Canadian Stocks Rebound to Halt Longest Slide Since 2002

Updated on
  • S&P/TSX posts first positive trading day of the year
  • Eldorado Gold plunges 19% after suspending Greece project

Canadian stocks rallied in the final hour of trading to snap the longest losing streak since 2002, as gains from financials outweighed declines by raw-materials and energy producers.

The Standard & Poor’s/TSX Composite Index closed 0.4 percent higher at 12,373.90, after a seesaw trading day. The equity gauge rose as much as 1.1 percent and lost as much as 1 percent on Tuesday. Toronto-Dominion Bank and Royal Bank of Canada advanced more than 0.7 percent to lead the nation’s lenders higher. Canadian National Railway Co. rose a third straight day.

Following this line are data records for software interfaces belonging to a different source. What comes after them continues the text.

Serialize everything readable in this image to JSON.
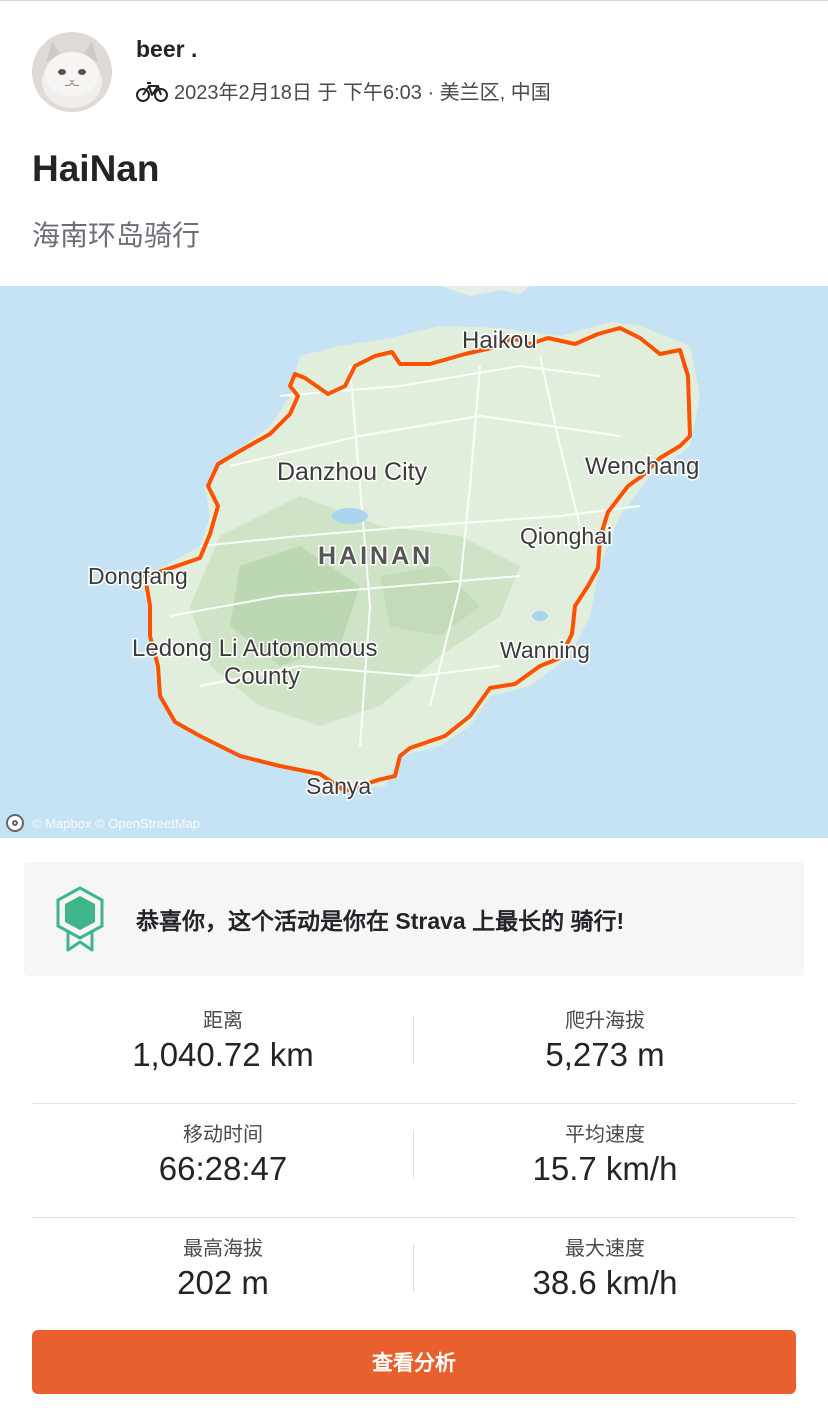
{
  "user": {
    "name": "beer .",
    "activity_meta": "2023年2月18日 于 下午6:03 · 美兰区, 中国"
  },
  "activity": {
    "title": "HaiNan",
    "description": "海南环岛骑行"
  },
  "map": {
    "labels": {
      "haikou": "Haikou",
      "danzhou": "Danzhou City",
      "hainan": "HAINAN",
      "wenchang": "Wenchang",
      "qionghai": "Qionghai",
      "dongfang": "Dongfang",
      "ledong_1": "Ledong Li Autonomous",
      "ledong_2": "County",
      "wanning": "Wanning",
      "sanya": "Sanya"
    },
    "attribution": "© Mapbox © OpenStreetMap",
    "route_color": "#fc5200",
    "water_color": "#c6e3f5",
    "land_color": "#e2eedc"
  },
  "achievement": {
    "text": "恭喜你，这个活动是你在 Strava 上最长的 骑行!"
  },
  "stats": {
    "distance": {
      "label": "距离",
      "value": "1,040.72 km"
    },
    "elevation_gain": {
      "label": "爬升海拔",
      "value": "5,273 m"
    },
    "moving_time": {
      "label": "移动时间",
      "value": "66:28:47"
    },
    "avg_speed": {
      "label": "平均速度",
      "value": "15.7 km/h"
    },
    "max_elevation": {
      "label": "最高海拔",
      "value": "202 m"
    },
    "max_speed": {
      "label": "最大速度",
      "value": "38.6 km/h"
    }
  },
  "cta": {
    "label": "查看分析"
  },
  "colors": {
    "accent": "#e8602d",
    "text": "#242428",
    "muted": "#6d6d78"
  }
}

Eldorado Gold Corp. led resource-producers lower, as a Bloomberg gauge of global commodities touched a low of at least 1991. Energy companies also slid, as oil briefly tumbled below $30 a barrel.

Equities worldwide have tumbled to start the year as concern that a slowdown in China will thwart worldwide growth returned, after the nation unexpectedly set lower reference rates for its currency.

The MSCI All-Country World Index of developed and developing markets snapped a six-day slide while the S&P 500 rebounded from a mid-day drop. China’s central bank had earlier stabilized markets after repeatedly intervened in the offshore market. Crude posted a fresh 12-year low, tumbling 2.5 percent to close at $30.64 after touching $29.93 earlier.

Canada’s resource-rich benchmark equity gauge lost 7.4 percent during a nine-day slide to start 2016. Canada was the second Group of 7 country to see its benchmark enter a bear market, capping a 20 percent slide Jan. 7, after Germany’s DAX Index did in August.

Eldorado Gold Corp. sank 19 percent, the biggest drop since December 2008, after the gold mining company suspended activities at its mining project in Greece after a prolonged battle to develop the mine.

The S&P/TSX Gold Index lost 2.5 percent as the metal retreated for a third straight day. Gold producers had rallied at the start of the year as investors sought a haven from the market turmoil in China. Goldcorp Inc. lost 2.6 percent Tuesday.